Three days after the videos were leaked, Mohammad Mehdi Haj-Mohammadi, confirmed the authenticity of the footage by apologizing to regime supreme leader Ali Khamenei.
In a Twitter post, Haj-Mohammadi said, “Regarding the footage of Evin Prison, I claim responsibility for this unacceptable behavior and, while pledging to avoid the repeat of such bitter incidents and serious repercussions with the violators, I apologize to God, our dear leader, the great people, and the noble prison guards whose efforts will not be eclipsed by these errors.”

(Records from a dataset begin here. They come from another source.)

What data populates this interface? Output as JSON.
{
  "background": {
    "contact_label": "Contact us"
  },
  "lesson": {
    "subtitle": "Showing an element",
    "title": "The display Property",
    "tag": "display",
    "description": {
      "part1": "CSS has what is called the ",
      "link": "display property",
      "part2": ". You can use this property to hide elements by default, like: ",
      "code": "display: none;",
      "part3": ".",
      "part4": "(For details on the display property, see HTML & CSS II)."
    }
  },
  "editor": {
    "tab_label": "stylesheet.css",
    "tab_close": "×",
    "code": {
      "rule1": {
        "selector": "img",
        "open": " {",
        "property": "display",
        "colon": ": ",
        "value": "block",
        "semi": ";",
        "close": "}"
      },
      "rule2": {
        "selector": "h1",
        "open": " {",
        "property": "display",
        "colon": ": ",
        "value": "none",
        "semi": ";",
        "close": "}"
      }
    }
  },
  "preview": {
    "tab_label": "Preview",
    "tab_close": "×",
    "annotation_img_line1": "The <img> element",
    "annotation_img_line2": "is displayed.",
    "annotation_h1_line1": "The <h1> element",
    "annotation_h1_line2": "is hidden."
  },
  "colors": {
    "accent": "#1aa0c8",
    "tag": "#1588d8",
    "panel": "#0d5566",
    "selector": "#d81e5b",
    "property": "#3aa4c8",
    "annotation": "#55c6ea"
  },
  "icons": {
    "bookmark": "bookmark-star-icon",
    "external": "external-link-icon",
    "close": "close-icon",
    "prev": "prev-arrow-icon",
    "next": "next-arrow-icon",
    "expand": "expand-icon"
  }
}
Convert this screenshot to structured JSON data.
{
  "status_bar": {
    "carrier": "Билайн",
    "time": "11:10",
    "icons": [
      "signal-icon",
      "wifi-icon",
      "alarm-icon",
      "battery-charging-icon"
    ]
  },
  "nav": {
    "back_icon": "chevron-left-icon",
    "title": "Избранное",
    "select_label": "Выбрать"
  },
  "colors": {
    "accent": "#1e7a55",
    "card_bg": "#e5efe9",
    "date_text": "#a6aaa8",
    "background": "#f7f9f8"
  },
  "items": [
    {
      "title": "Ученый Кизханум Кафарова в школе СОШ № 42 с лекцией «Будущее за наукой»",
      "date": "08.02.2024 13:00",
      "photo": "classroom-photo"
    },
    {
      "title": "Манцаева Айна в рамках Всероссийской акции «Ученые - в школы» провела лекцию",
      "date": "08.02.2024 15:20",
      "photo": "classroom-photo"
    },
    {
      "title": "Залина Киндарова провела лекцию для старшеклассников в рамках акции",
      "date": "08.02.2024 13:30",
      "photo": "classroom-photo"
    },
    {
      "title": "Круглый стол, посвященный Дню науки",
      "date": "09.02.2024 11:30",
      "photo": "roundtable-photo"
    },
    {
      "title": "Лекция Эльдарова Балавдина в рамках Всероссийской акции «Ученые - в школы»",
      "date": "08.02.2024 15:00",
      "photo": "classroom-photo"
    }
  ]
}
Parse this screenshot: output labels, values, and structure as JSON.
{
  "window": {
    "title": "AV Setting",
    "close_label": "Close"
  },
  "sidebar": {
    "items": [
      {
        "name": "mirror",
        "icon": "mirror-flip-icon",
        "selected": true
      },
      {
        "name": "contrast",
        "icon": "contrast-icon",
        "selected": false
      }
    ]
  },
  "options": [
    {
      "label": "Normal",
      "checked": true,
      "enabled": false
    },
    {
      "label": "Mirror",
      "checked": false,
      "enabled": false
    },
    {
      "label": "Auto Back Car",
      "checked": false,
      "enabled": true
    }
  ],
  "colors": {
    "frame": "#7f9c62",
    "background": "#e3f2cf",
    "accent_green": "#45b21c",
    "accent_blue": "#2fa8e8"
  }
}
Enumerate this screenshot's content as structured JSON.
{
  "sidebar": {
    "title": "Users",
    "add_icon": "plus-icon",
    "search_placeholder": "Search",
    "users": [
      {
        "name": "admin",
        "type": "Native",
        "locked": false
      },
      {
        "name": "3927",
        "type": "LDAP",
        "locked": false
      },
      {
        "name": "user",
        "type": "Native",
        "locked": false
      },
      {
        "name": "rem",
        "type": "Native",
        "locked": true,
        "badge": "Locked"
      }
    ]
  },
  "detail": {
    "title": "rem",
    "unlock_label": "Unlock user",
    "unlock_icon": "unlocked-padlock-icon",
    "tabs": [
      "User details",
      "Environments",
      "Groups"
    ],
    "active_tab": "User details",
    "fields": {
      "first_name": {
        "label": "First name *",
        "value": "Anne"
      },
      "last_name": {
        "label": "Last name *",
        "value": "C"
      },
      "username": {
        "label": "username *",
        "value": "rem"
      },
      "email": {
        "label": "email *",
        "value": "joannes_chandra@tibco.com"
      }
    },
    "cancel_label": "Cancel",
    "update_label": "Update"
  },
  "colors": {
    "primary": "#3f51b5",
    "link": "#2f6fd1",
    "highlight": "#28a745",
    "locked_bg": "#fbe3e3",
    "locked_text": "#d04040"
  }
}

Haj-Mohammadi did not apologize to the prisoners and their families. And neither did Khodaian. In his remarks to the media on Tuesday, he said that some of the prisoners are people that “no city can tolerate.” He also reiterated remarks of judiciary deputy Mohammad Mossadegh who claimed on Monday that the videos were “fabricated.”
Khodaian said, “These videos have been edited and put one behind another, and people might think that these scenes happen on a daily basis, which is not correct.”
It is worth noting that although heart-rending, the videos do not show everything that is going on in Evin Prison. They do not show footage from the wards of political prisoners, who are in much worse conditions that other prisoners.
Accounts given by prisoners who spent time in Evin prison in different periods pertain to physical torture, deprivation of food and medicine, lack of basic hygiene, lack of access to family and lawyers. Evin’s prison guards are notoriously renowned for torturing prisoners to death. Earlier this year, political prisoner Behnam Mahjoubi was killed under torture in Evin prison. Evin was also one of the main venues of the 1988 massacre, a crime against humanity in which the Iranian regime executed more than 30,000 political prisoners in the span of a few months.
It is also worth reminding that Evin is just one of many prisons where inmates are subjected to brutal conditions. The regime also has many unchartered safe houses, where prisoners are brutally tortured and often killed without anyone finding out about them.
After the videos surfaced, human rights organizations and activists reiterated calls to hold the regime to account for its human rights abuses.
“This disturbing footage offers a rare glimpse of the cruelty regularly meted out to prisoners in Iran. It is shocking to see what goes on inside the walls of Evin prison, but sadly the abuse depicted in these leaked video clips is just the tip of the iceberg of Iran’s torture epidemic,” said Heba Morayef, Middle East and North Africa Regional Director at Amnesty International.
Mrs. Maryam Rajavi, the president-elect of the National Council of Resistance of Iran (NCRI), urged the
United Nations, the UN Human Rights Council, UN Special Rapporteurs, and the international human rights organizations to take immediate action to visit the Iranian regime’s prisons and prisoners, especially political prisoners.
“The dossier of flagrant and systematic violations of human rights in Iran, particularly the dossier on the regime’s behavior in prisons, must be referred to the UN Security Council,” Mrs. Rajavi said.